The Good Man
for Roger L. Crossgrove
The good man's history flies away before
like a dance-partner's broken string of cultured
holding all those glowing memories
in the goblet of his upturned hands.
And people rush to bring him more, more
reasons for his generous thanksgiving.
Blessed from birth with a good
family, a good mind, a good
sense of humor, good nature and his gift,
the good man multiplies his talents
an hundredfold, blessing from their births
his own good children,
and participating in creation
in other joyful ways as well.
In the picture-book garden of virtues,
without fanfare, without flags,
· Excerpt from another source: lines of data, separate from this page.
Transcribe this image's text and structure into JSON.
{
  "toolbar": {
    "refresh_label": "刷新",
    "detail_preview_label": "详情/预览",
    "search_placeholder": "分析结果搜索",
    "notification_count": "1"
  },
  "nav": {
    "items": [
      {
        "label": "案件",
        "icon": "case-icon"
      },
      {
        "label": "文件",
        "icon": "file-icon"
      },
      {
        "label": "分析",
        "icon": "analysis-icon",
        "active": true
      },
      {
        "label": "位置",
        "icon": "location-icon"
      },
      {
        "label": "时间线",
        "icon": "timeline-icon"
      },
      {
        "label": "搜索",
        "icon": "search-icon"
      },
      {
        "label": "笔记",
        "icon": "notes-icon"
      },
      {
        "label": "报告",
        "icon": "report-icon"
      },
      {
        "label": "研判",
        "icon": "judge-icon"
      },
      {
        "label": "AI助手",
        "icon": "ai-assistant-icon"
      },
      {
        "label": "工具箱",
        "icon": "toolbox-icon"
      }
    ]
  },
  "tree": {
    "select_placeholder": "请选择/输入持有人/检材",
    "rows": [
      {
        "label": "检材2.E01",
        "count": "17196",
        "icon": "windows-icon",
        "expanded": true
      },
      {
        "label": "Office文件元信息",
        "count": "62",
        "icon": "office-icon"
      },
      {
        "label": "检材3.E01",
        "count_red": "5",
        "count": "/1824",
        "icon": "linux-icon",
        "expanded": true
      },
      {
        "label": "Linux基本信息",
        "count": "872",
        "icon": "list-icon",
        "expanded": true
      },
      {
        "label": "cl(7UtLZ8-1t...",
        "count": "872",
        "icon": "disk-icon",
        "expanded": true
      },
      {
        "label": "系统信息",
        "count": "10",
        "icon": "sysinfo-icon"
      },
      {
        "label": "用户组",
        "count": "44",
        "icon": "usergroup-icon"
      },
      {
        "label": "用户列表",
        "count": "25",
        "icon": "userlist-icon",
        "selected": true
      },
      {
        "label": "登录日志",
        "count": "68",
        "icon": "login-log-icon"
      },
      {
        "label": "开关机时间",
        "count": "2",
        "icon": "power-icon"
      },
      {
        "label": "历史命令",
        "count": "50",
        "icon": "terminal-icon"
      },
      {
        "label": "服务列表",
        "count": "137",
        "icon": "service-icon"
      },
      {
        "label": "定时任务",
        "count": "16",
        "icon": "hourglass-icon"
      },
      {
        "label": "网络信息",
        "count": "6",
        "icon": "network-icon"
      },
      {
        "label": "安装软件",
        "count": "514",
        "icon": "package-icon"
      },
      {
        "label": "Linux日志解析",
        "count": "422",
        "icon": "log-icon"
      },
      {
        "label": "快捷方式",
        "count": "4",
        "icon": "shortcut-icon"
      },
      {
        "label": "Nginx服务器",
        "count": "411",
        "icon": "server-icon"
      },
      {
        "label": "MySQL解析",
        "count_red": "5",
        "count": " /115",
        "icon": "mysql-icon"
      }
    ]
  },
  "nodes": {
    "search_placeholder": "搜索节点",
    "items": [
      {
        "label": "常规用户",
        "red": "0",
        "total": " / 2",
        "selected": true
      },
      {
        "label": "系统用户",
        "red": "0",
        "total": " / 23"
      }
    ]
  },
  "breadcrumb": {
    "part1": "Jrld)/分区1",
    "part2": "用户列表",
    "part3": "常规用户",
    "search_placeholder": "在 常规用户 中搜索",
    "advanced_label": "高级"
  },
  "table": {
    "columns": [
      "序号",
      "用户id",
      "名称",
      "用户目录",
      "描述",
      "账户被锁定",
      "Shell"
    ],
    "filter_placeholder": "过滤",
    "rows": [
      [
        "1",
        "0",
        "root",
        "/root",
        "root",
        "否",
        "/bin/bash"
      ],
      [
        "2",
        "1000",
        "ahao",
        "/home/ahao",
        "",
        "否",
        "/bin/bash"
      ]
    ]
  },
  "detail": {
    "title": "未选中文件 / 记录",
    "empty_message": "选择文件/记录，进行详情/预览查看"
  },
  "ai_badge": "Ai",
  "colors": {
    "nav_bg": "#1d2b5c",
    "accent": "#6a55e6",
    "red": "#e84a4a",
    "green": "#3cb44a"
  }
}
the good man gently illustrates honor.
Gray-haired, smiling, he holds
toward the reader his joined hands,
a bowl brimming with light.
Marilyn Nelson, Connecticut Poet
December 24, 1999